• _SUPPLIED RECORDS_
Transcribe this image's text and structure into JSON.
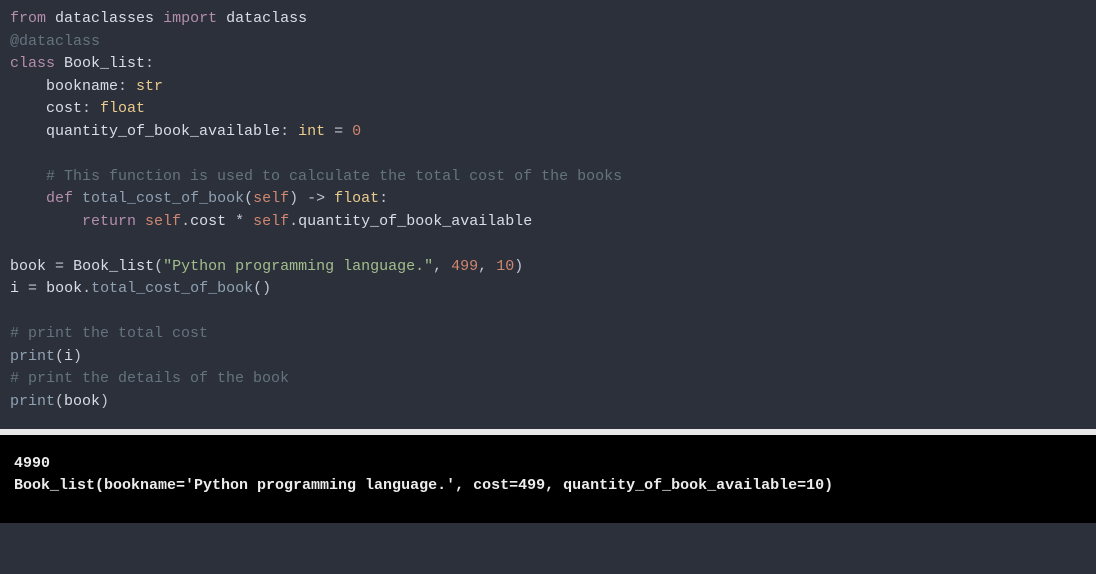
{
  "code": {
    "l1_from": "from",
    "l1_mod": "dataclasses",
    "l1_import": "import",
    "l1_name": "dataclass",
    "l2_dec": "@dataclass",
    "l3_class": "class",
    "l3_name": "Book_list",
    "l3_colon": ":",
    "l4_field": "bookname",
    "l4_type": "str",
    "l5_field": "cost",
    "l5_type": "float",
    "l6_field": "quantity_of_book_available",
    "l6_type": "int",
    "l6_eq": "=",
    "l6_val": "0",
    "l8_comment": "# This function is used to calculate the total cost of the books",
    "l9_def": "def",
    "l9_name": "total_cost_of_book",
    "l9_self": "self",
    "l9_arrow": "->",
    "l9_ret": "float",
    "l10_return": "return",
    "l10_self1": "self",
    "l10_attr1": "cost",
    "l10_star": "*",
    "l10_self2": "self",
    "l10_attr2": "quantity_of_book_available",
    "l12_var": "book",
    "l12_eq": "=",
    "l12_cls": "Book_list",
    "l12_str": "\"Python programming language.\"",
    "l12_n1": "499",
    "l12_n2": "10",
    "l13_var": "i",
    "l13_eq": "=",
    "l13_obj": "book",
    "l13_meth": "total_cost_of_book",
    "l15_comment": "# print the total cost",
    "l16_print": "print",
    "l16_arg": "i",
    "l17_comment": "# print the details of the book",
    "l18_print": "print",
    "l18_arg": "book"
  },
  "output": {
    "line1": "4990",
    "line2": "Book_list(bookname='Python programming language.', cost=499, quantity_of_book_available=10)"
  }
}
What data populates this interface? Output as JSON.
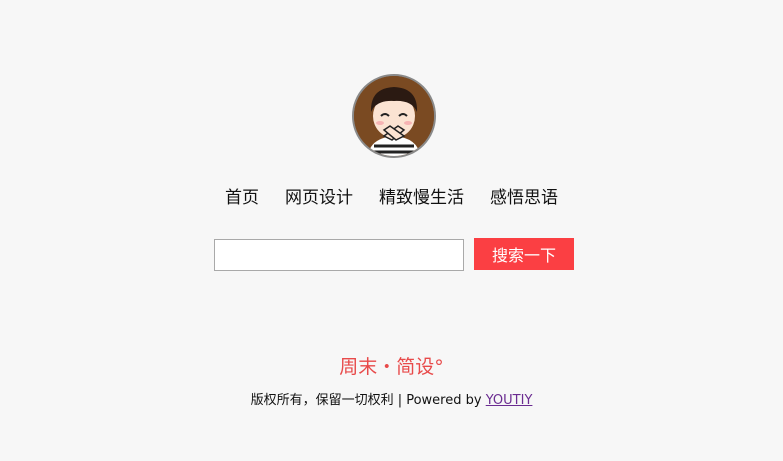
{
  "avatar": {
    "icon": "cartoon-boy-avatar-icon"
  },
  "nav": {
    "items": [
      {
        "label": "首页"
      },
      {
        "label": "网页设计"
      },
      {
        "label": "精致慢生活"
      },
      {
        "label": "感悟思语"
      }
    ]
  },
  "search": {
    "value": "",
    "placeholder": "",
    "button_label": "搜索一下"
  },
  "brand": {
    "title": "周末・简设°"
  },
  "footer": {
    "copyright": "版权所有，保留一切权利 | Powered by ",
    "link_label": "YOUTIY"
  },
  "colors": {
    "background": "#f7f7f7",
    "button": "#fb3f43",
    "brand": "#e84a4a",
    "link": "#6b2c91"
  }
}
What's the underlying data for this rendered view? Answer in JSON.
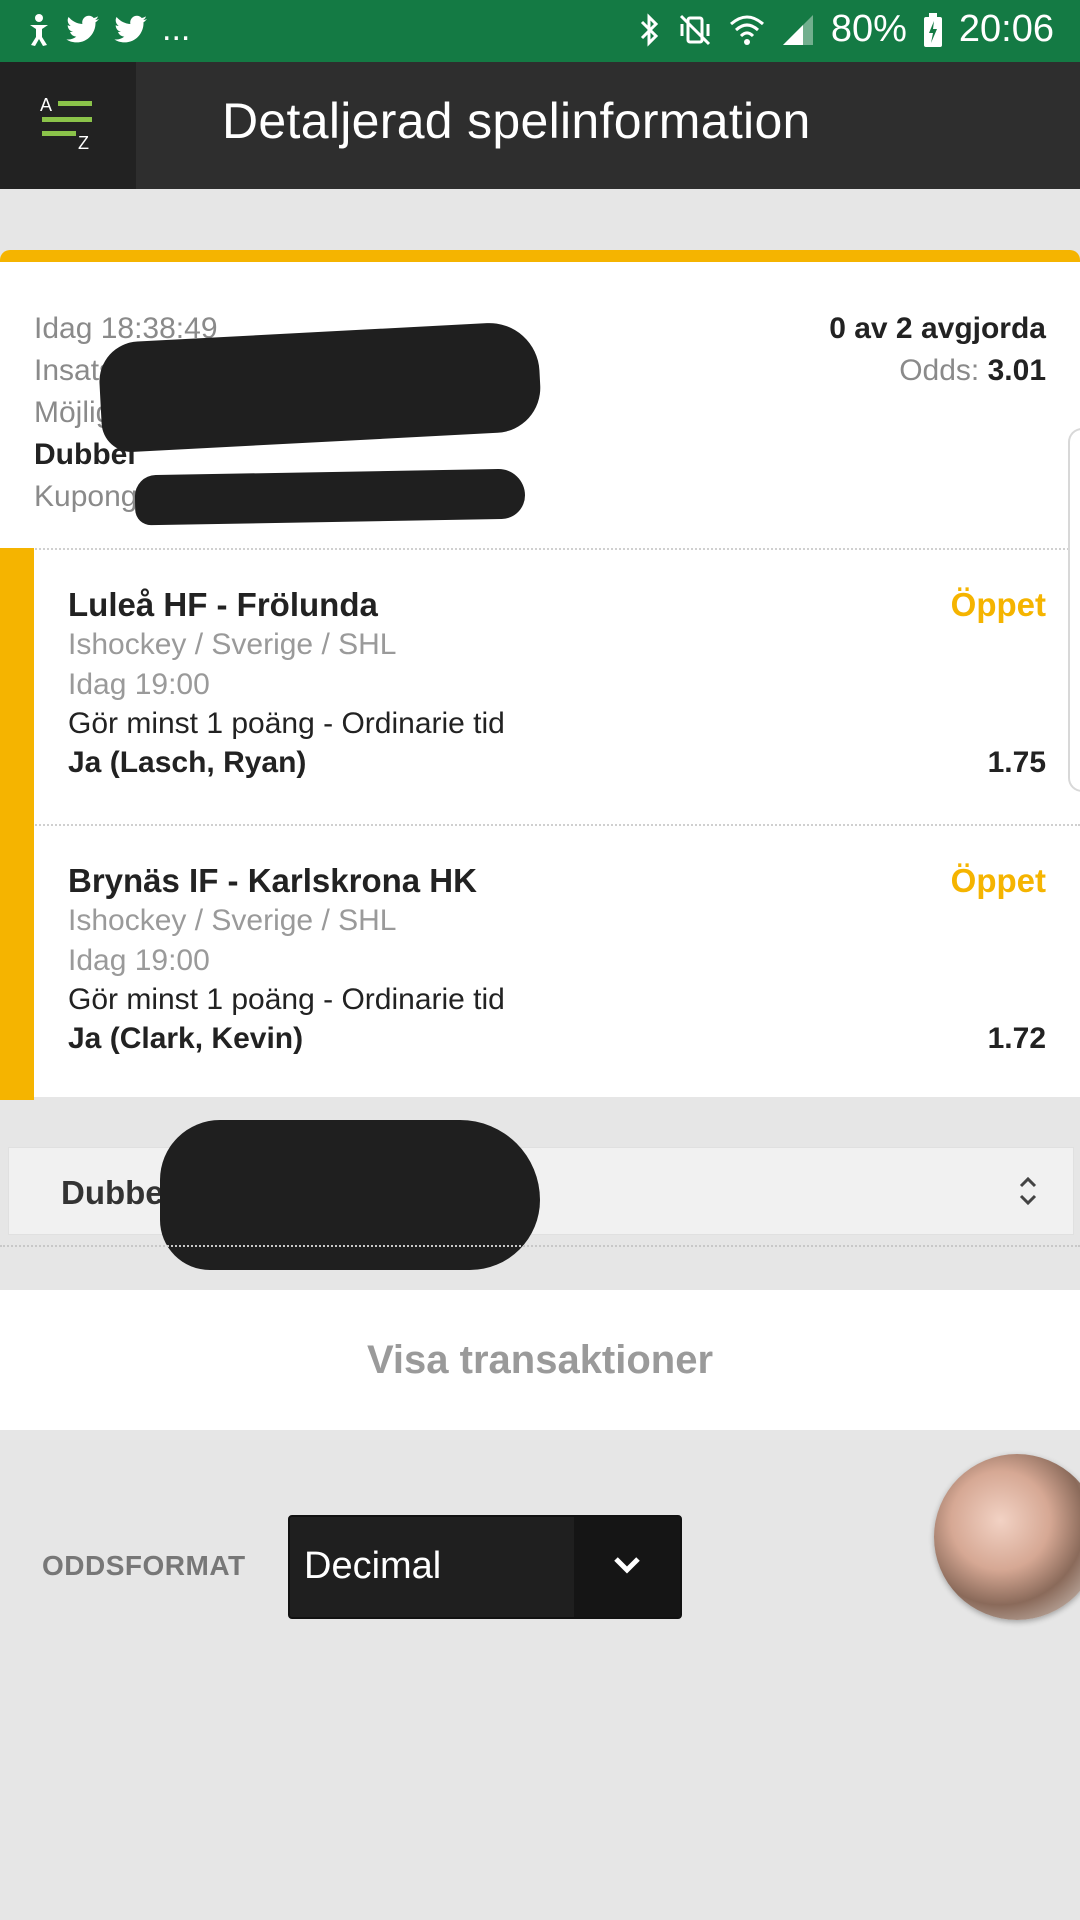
{
  "status_bar": {
    "overflow": "...",
    "battery": "80%",
    "time": "20:06"
  },
  "app_bar": {
    "title": "Detaljerad spelinformation",
    "menu_icon": "sort-az-icon"
  },
  "bet": {
    "placed": "Idag 18:38:49",
    "settled": "0 av 2 avgjorda",
    "stake_label": "Insats",
    "odds_label": "Odds:",
    "odds_value": "3.01",
    "payout_label": "Möjlig utbetalning:",
    "type": "Dubbel",
    "coupon_label": "Kupong"
  },
  "selections": [
    {
      "match": "Luleå HF - Frölunda",
      "status": "Öppet",
      "league": "Ishockey / Sverige / SHL",
      "time": "Idag 19:00",
      "market": "Gör minst 1 poäng - Ordinarie tid",
      "pick": "Ja (Lasch, Ryan)",
      "odds": "1.75"
    },
    {
      "match": "Brynäs IF - Karlskrona HK",
      "status": "Öppet",
      "league": "Ishockey / Sverige / SHL",
      "time": "Idag 19:00",
      "market": "Gör minst 1 poäng - Ordinarie tid",
      "pick": "Ja (Clark, Kevin)",
      "odds": "1.72"
    }
  ],
  "bet_type_select": {
    "label": "Dubbe"
  },
  "transactions": {
    "label": "Visa transaktioner"
  },
  "odds_format": {
    "label": "ODDSFORMAT",
    "selected": "Decimal"
  },
  "colors": {
    "status_bar": "#147a44",
    "app_bar": "#2e2e2e",
    "accent": "#f5b400"
  }
}
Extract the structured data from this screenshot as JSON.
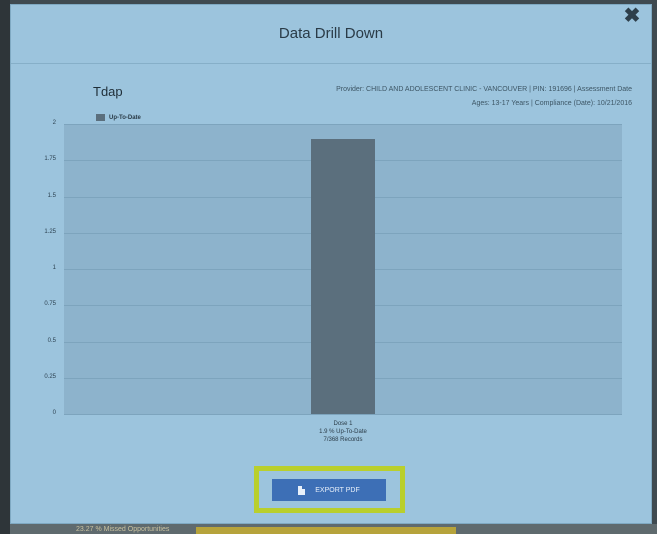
{
  "background": {
    "text": "23.27 % Missed Opportunities"
  },
  "modal": {
    "title": "Data Drill Down",
    "close_label": "✖"
  },
  "chart_header": {
    "title": "Tdap",
    "subtitle_line1": "Provider: CHILD AND ADOLESCENT CLINIC - VANCOUVER | PIN: 191696 | Assessment Date",
    "subtitle_line2": "Ages: 13-17 Years | Compliance (Date): 10/21/2016"
  },
  "chart_data": {
    "type": "bar",
    "categories": [
      "Dose 1"
    ],
    "series": [
      {
        "name": "Up-To-Date",
        "values": [
          1.9
        ]
      }
    ],
    "category_labels": [
      [
        "Dose 1",
        "1.9 % Up-To-Date",
        "7/368 Records"
      ]
    ],
    "ylim": [
      0,
      2
    ],
    "yticks": [
      "0",
      "0.25",
      "0.5",
      "0.75",
      "1",
      "1.25",
      "1.5",
      "1.75",
      "2"
    ],
    "grid": true,
    "legend_position": "top-left",
    "bar_color": "#5b6f7d"
  },
  "export": {
    "label": "EXPORT PDF",
    "icon": "pdf-file-icon"
  }
}
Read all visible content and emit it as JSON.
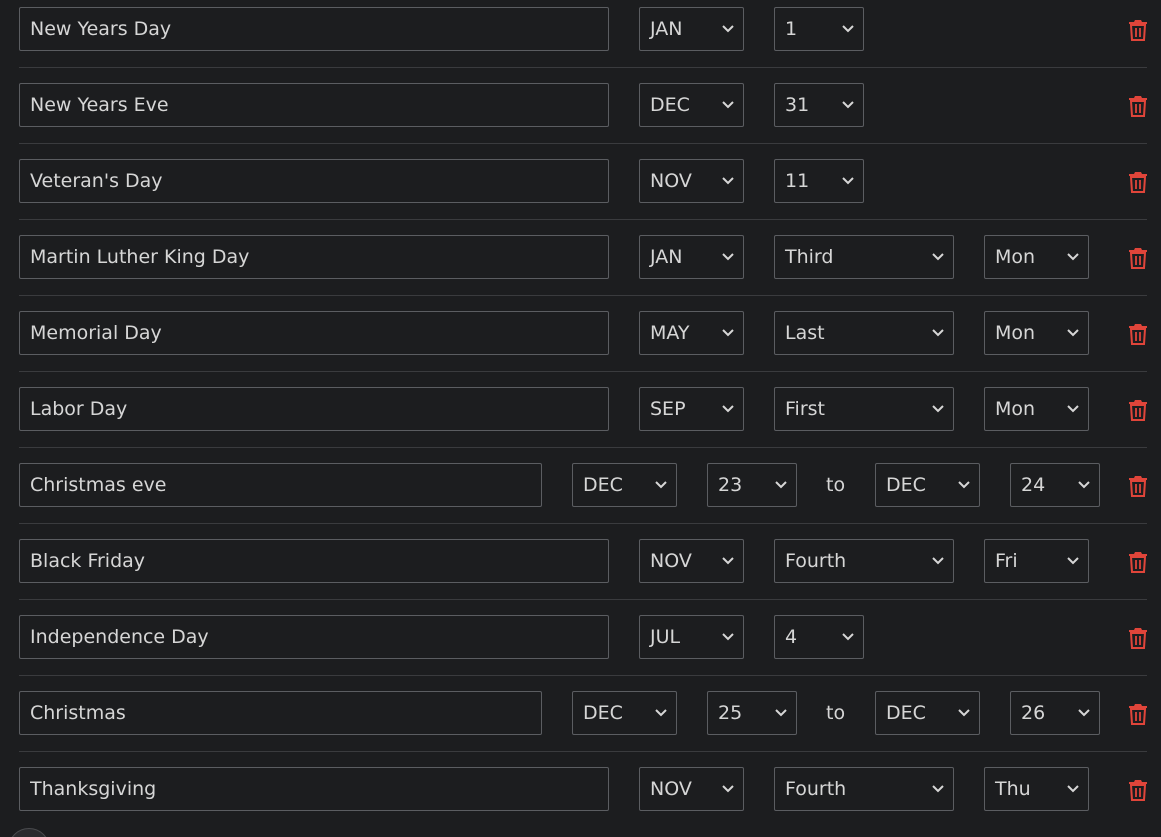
{
  "colors": {
    "background": "#1c1d1f",
    "border": "#5b5d61",
    "text": "#d6d6d6",
    "divider": "#3a3b3e",
    "delete": "#e0453a"
  },
  "icons": {
    "delete": "trash-icon",
    "dropdown": "chevron-down-icon"
  },
  "holidays": [
    {
      "name": "New Years Day",
      "month": "JAN",
      "day": "1"
    },
    {
      "name": "New Years Eve",
      "month": "DEC",
      "day": "31"
    },
    {
      "name": "Veteran's Day",
      "month": "NOV",
      "day": "11"
    },
    {
      "name": "Martin Luther King Day",
      "month": "JAN",
      "week": "Third",
      "weekday": "Mon"
    },
    {
      "name": "Memorial Day",
      "month": "MAY",
      "week": "Last",
      "weekday": "Mon"
    },
    {
      "name": "Labor Day",
      "month": "SEP",
      "week": "First",
      "weekday": "Mon"
    },
    {
      "name": "Christmas eve",
      "start_month": "DEC",
      "start_day": "23",
      "separator": "to",
      "end_month": "DEC",
      "end_day": "24"
    },
    {
      "name": "Black Friday",
      "month": "NOV",
      "week": "Fourth",
      "weekday": "Fri"
    },
    {
      "name": "Independence Day",
      "month": "JUL",
      "day": "4"
    },
    {
      "name": "Christmas",
      "start_month": "DEC",
      "start_day": "25",
      "separator": "to",
      "end_month": "DEC",
      "end_day": "26"
    },
    {
      "name": "Thanksgiving",
      "month": "NOV",
      "week": "Fourth",
      "weekday": "Thu"
    }
  ]
}
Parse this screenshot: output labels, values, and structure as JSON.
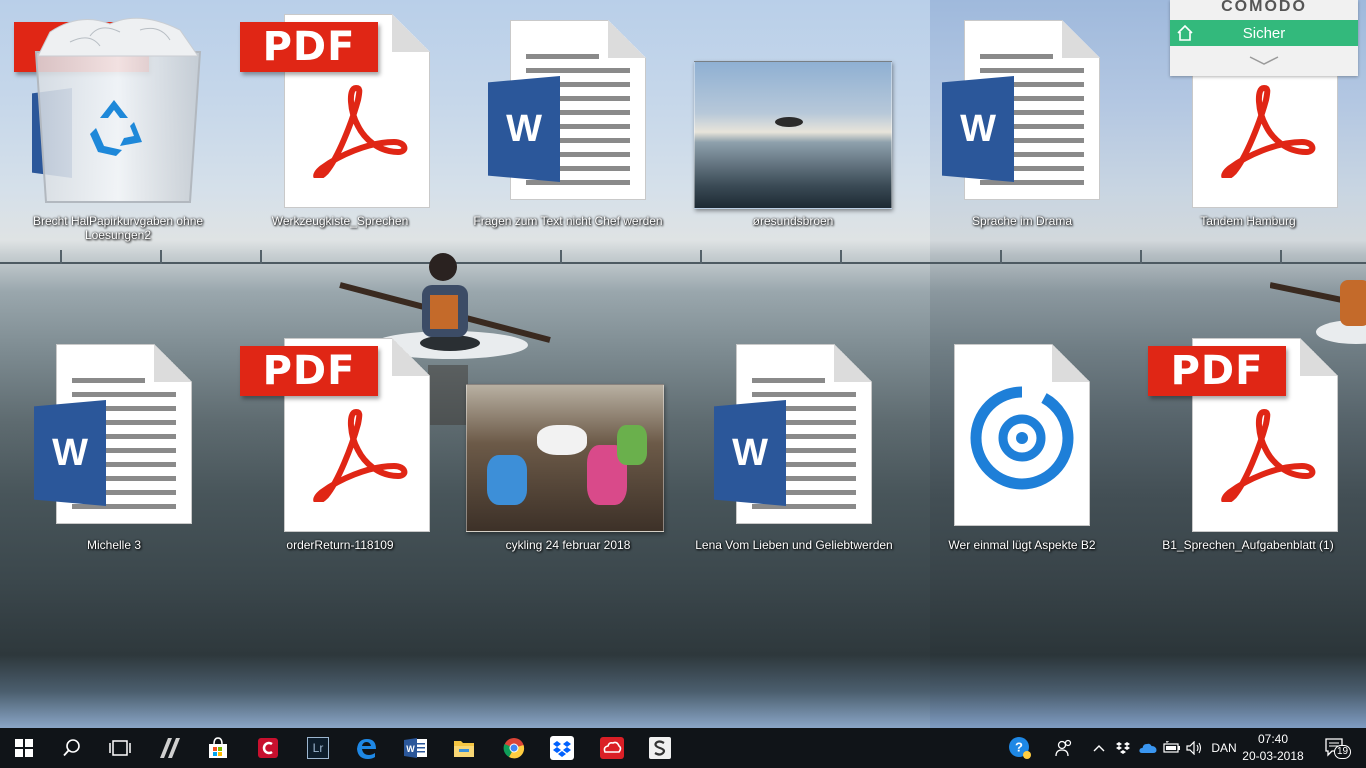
{
  "desktop": {
    "icons": [
      {
        "label": "Brecht HalPapirkurvgaben ohne Loesungen2",
        "type": "recycle"
      },
      {
        "label": "Werkzeugkiste_Sprechen",
        "type": "pdf"
      },
      {
        "label": "Fragen zum Text nicht Chef werden",
        "type": "word"
      },
      {
        "label": "øresundsbroen",
        "type": "photo-kayak"
      },
      {
        "label": "Sprache im Drama",
        "type": "word"
      },
      {
        "label": "Tandem Hamburg",
        "type": "pdf"
      },
      {
        "label": "Michelle 3",
        "type": "word"
      },
      {
        "label": "orderReturn-118109",
        "type": "pdf"
      },
      {
        "label": "cykling 24 februar 2018",
        "type": "photo-group"
      },
      {
        "label": "Lena  Vom Lieben und Geliebtwerden",
        "type": "word"
      },
      {
        "label": "Wer einmal lügt Aspekte B2",
        "type": "groove"
      },
      {
        "label": "B1_Sprechen_Aufgabenblatt (1)",
        "type": "pdf"
      }
    ],
    "pdf_text": "PDF",
    "word_letter": "W"
  },
  "comodo": {
    "brand": "COMODO",
    "status": "Sicher",
    "accent": "#33b97c"
  },
  "taskbar": {
    "apps": [
      {
        "name": "start-icon"
      },
      {
        "name": "search-icon"
      },
      {
        "name": "task-view-icon"
      },
      {
        "name": "hp-icon"
      },
      {
        "name": "store-icon"
      },
      {
        "name": "comodo-icon"
      },
      {
        "name": "lightroom-icon",
        "text": "Lr"
      },
      {
        "name": "edge-icon"
      },
      {
        "name": "word-icon"
      },
      {
        "name": "file-explorer-icon"
      },
      {
        "name": "chrome-icon"
      },
      {
        "name": "dropbox-icon"
      },
      {
        "name": "creative-cloud-icon"
      },
      {
        "name": "app-s-icon"
      }
    ],
    "language": "DAN",
    "time": "07:40",
    "date": "20-03-2018",
    "notifications": "19"
  }
}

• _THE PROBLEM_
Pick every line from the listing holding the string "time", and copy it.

• _RESPONSE TO THE EXERCISE_
    "time": "20:06"
      "time": "Idag 19:00",
      "time": "Idag 19:00",
    "time": "07:40",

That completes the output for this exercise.